> WORK TO COMPLETE
Return every line of the data below word for word, including the punctuation.

[Data items]
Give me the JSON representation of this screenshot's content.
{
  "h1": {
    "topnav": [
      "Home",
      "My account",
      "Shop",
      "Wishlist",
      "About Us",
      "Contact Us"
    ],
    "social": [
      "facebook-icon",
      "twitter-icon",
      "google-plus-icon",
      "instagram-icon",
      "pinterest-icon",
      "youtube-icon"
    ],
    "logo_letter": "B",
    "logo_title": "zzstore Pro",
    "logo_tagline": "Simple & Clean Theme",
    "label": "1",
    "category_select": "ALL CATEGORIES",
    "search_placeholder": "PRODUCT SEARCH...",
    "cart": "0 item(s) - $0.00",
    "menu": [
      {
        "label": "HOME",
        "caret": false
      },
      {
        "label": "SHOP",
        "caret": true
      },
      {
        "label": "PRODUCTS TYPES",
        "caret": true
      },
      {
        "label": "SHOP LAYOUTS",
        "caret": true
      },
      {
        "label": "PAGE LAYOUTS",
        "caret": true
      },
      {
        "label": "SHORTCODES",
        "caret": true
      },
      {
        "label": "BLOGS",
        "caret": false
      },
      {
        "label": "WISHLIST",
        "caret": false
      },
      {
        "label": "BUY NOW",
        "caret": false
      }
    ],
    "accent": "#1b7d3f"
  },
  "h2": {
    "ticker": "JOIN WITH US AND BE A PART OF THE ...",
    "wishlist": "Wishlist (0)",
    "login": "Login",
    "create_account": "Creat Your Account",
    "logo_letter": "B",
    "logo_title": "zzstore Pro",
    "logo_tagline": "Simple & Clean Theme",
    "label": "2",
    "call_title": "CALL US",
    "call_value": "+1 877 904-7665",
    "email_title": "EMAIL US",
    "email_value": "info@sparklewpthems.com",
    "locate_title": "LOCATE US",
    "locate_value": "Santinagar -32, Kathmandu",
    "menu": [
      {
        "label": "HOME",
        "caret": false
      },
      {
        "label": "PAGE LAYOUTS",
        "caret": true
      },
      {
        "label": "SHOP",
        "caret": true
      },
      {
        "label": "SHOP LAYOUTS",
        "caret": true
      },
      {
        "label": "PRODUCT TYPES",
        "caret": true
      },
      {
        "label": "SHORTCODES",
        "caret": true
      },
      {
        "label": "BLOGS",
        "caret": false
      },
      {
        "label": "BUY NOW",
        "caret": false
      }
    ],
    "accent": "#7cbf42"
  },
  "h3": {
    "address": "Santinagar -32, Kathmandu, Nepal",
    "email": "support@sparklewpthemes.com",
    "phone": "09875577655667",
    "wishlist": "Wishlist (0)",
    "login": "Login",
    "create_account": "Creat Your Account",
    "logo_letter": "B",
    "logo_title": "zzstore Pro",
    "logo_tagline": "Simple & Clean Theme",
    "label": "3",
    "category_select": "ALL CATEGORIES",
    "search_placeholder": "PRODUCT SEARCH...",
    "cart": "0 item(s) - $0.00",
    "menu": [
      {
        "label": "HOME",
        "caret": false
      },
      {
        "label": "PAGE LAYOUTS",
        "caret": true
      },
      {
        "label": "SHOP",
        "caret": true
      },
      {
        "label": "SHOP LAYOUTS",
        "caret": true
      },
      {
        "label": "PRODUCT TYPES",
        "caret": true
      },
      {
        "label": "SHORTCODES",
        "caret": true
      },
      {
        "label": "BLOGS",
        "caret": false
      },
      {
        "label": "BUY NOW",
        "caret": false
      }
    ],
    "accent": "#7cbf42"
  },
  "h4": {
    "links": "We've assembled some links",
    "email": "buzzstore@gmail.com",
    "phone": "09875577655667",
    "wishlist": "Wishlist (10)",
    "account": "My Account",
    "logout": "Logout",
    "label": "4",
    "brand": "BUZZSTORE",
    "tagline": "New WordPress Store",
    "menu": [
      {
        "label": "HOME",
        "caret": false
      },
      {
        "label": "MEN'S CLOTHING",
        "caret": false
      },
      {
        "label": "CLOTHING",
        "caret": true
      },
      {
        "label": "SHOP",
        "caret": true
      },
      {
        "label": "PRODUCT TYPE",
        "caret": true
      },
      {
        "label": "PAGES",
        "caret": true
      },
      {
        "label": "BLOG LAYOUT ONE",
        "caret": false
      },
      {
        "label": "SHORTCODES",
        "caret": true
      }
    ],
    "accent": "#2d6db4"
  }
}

> TASK RESULT
Give me the JSON representation of this screenshot's content.
{
  "h1": {
    "topnav": [
      "Home",
      "My account",
      "Shop",
      "Wishlist",
      "About Us",
      "Contact Us"
    ],
    "social": [
      "facebook-icon",
      "twitter-icon",
      "google-plus-icon",
      "instagram-icon",
      "pinterest-icon",
      "youtube-icon"
    ],
    "logo_letter": "B",
    "logo_title": "zzstore Pro",
    "logo_tagline": "Simple & Clean Theme",
    "label": "1",
    "category_select": "ALL CATEGORIES",
    "search_placeholder": "PRODUCT SEARCH...",
    "cart": "0 item(s) - $0.00",
    "menu": [
      {
        "label": "HOME",
        "caret": false
      },
      {
        "label": "SHOP",
        "caret": true
      },
      {
        "label": "PRODUCTS TYPES",
        "caret": true
      },
      {
        "label": "SHOP LAYOUTS",
        "caret": true
      },
      {
        "label": "PAGE LAYOUTS",
        "caret": true
      },
      {
        "label": "SHORTCODES",
        "caret": true
      },
      {
        "label": "BLOGS",
        "caret": false
      },
      {
        "label": "WISHLIST",
        "caret": false
      },
      {
        "label": "BUY NOW",
        "caret": false
      }
    ],
    "accent": "#1b7d3f"
  },
  "h2": {
    "ticker": "JOIN WITH US AND BE A PART OF THE ...",
    "wishlist": "Wishlist (0)",
    "login": "Login",
    "create_account": "Creat Your Account",
    "logo_letter": "B",
    "logo_title": "zzstore Pro",
    "logo_tagline": "Simple & Clean Theme",
    "label": "2",
    "call_title": "CALL US",
    "call_value": "+1 877 904-7665",
    "email_title": "EMAIL US",
    "email_value": "info@sparklewpthems.com",
    "locate_title": "LOCATE US",
    "locate_value": "Santinagar -32, Kathmandu",
    "menu": [
      {
        "label": "HOME",
        "caret": false
      },
      {
        "label": "PAGE LAYOUTS",
        "caret": true
      },
      {
        "label": "SHOP",
        "caret": true
      },
      {
        "label": "SHOP LAYOUTS",
        "caret": true
      },
      {
        "label": "PRODUCT TYPES",
        "caret": true
      },
      {
        "label": "SHORTCODES",
        "caret": true
      },
      {
        "label": "BLOGS",
        "caret": false
      },
      {
        "label": "BUY NOW",
        "caret": false
      }
    ],
    "accent": "#7cbf42"
  },
  "h3": {
    "address": "Santinagar -32, Kathmandu, Nepal",
    "email": "support@sparklewpthemes.com",
    "phone": "09875577655667",
    "wishlist": "Wishlist (0)",
    "login": "Login",
    "create_account": "Creat Your Account",
    "logo_letter": "B",
    "logo_title": "zzstore Pro",
    "logo_tagline": "Simple & Clean Theme",
    "label": "3",
    "category_select": "ALL CATEGORIES",
    "search_placeholder": "PRODUCT SEARCH...",
    "cart": "0 item(s) - $0.00",
    "menu": [
      {
        "label": "HOME",
        "caret": false
      },
      {
        "label": "PAGE LAYOUTS",
        "caret": true
      },
      {
        "label": "SHOP",
        "caret": true
      },
      {
        "label": "SHOP LAYOUTS",
        "caret": true
      },
      {
        "label": "PRODUCT TYPES",
        "caret": true
      },
      {
        "label": "SHORTCODES",
        "caret": true
      },
      {
        "label": "BLOGS",
        "caret": false
      },
      {
        "label": "BUY NOW",
        "caret": false
      }
    ],
    "accent": "#7cbf42"
  },
  "h4": {
    "links": "We've assembled some links",
    "email": "buzzstore@gmail.com",
    "phone": "09875577655667",
    "wishlist": "Wishlist (10)",
    "account": "My Account",
    "logout": "Logout",
    "label": "4",
    "brand": "BUZZSTORE",
    "tagline": "New WordPress Store",
    "menu": [
      {
        "label": "HOME",
        "caret": false
      },
      {
        "label": "MEN'S CLOTHING",
        "caret": false
      },
      {
        "label": "CLOTHING",
        "caret": true
      },
      {
        "label": "SHOP",
        "caret": true
      },
      {
        "label": "PRODUCT TYPE",
        "caret": true
      },
      {
        "label": "PAGES",
        "caret": true
      },
      {
        "label": "BLOG LAYOUT ONE",
        "caret": false
      },
      {
        "label": "SHORTCODES",
        "caret": true
      }
    ],
    "accent": "#2d6db4"
  }
}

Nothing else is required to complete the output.